WHAT YOU SHOULD DO => Retype the data exactly, skipping any picture in it.

Records from a data source
◆ ◆ ◆
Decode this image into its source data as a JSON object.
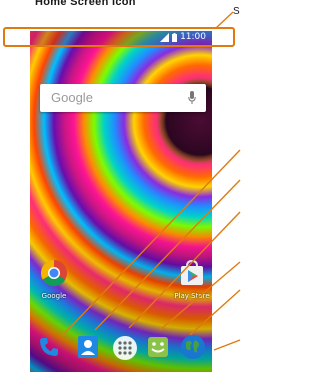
{
  "doc": {
    "title": "Home Screen Icon",
    "callout_letter": "S"
  },
  "status_bar": {
    "time": "11:00"
  },
  "search": {
    "label": "Google"
  },
  "home": {
    "apps": [
      {
        "label": "Google",
        "icon": "google-chrome-icon"
      },
      {
        "label": "Play Store",
        "icon": "play-store-icon"
      }
    ]
  },
  "dock": {
    "icons": [
      "phone-icon",
      "contacts-icon",
      "app-drawer-icon",
      "messaging-icon",
      "browser-icon"
    ]
  },
  "colors": {
    "callout_orange": "#e07a10",
    "wallpaper_primary": "#ff2d7a"
  }
}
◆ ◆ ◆
EXERCISE SOLUTION =>
Decode this image into its source data as a JSON object.
{
  "doc": {
    "title": "Home Screen Icon",
    "callout_letter": "S"
  },
  "status_bar": {
    "time": "11:00"
  },
  "search": {
    "label": "Google"
  },
  "home": {
    "apps": [
      {
        "label": "Google",
        "icon": "google-chrome-icon"
      },
      {
        "label": "Play Store",
        "icon": "play-store-icon"
      }
    ]
  },
  "dock": {
    "icons": [
      "phone-icon",
      "contacts-icon",
      "app-drawer-icon",
      "messaging-icon",
      "browser-icon"
    ]
  },
  "colors": {
    "callout_orange": "#e07a10",
    "wallpaper_primary": "#ff2d7a"
  }
}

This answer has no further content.